**Work instruction**
Exactly as they stand, give the records below again, with no images.

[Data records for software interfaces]

----

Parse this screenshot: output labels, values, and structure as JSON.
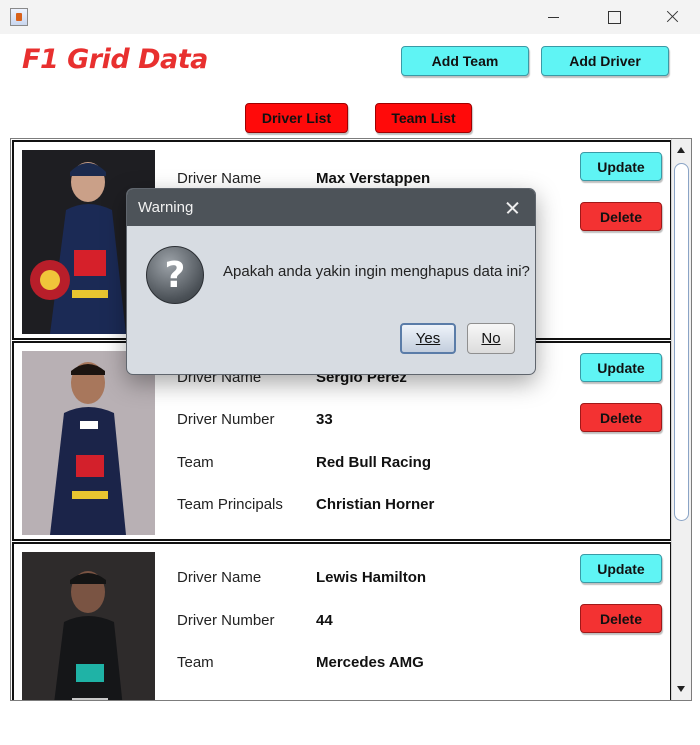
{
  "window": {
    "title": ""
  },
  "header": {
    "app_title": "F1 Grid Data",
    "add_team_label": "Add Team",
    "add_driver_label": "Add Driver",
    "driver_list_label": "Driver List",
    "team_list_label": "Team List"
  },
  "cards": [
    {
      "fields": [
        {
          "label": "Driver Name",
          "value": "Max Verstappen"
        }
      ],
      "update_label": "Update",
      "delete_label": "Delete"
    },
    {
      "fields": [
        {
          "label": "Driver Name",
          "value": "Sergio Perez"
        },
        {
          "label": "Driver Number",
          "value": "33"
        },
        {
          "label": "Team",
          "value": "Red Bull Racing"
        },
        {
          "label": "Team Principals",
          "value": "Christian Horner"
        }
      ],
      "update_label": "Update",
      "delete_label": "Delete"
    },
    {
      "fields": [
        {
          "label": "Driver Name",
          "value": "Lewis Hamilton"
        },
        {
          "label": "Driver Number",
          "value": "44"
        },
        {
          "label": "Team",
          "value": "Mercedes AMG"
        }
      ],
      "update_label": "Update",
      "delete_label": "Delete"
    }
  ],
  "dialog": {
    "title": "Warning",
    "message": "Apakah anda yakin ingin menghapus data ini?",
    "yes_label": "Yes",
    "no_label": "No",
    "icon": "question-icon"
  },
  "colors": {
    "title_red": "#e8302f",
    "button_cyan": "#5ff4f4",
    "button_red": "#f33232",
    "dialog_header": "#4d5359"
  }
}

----

**Reply**
Parse this screenshot: output labels, values, and structure as JSON.
{
  "window": {
    "title": ""
  },
  "header": {
    "app_title": "F1 Grid Data",
    "add_team_label": "Add Team",
    "add_driver_label": "Add Driver",
    "driver_list_label": "Driver List",
    "team_list_label": "Team List"
  },
  "cards": [
    {
      "fields": [
        {
          "label": "Driver Name",
          "value": "Max Verstappen"
        }
      ],
      "update_label": "Update",
      "delete_label": "Delete"
    },
    {
      "fields": [
        {
          "label": "Driver Name",
          "value": "Sergio Perez"
        },
        {
          "label": "Driver Number",
          "value": "33"
        },
        {
          "label": "Team",
          "value": "Red Bull Racing"
        },
        {
          "label": "Team Principals",
          "value": "Christian Horner"
        }
      ],
      "update_label": "Update",
      "delete_label": "Delete"
    },
    {
      "fields": [
        {
          "label": "Driver Name",
          "value": "Lewis Hamilton"
        },
        {
          "label": "Driver Number",
          "value": "44"
        },
        {
          "label": "Team",
          "value": "Mercedes AMG"
        }
      ],
      "update_label": "Update",
      "delete_label": "Delete"
    }
  ],
  "dialog": {
    "title": "Warning",
    "message": "Apakah anda yakin ingin menghapus data ini?",
    "yes_label": "Yes",
    "no_label": "No",
    "icon": "question-icon"
  },
  "colors": {
    "title_red": "#e8302f",
    "button_cyan": "#5ff4f4",
    "button_red": "#f33232",
    "dialog_header": "#4d5359"
  }
}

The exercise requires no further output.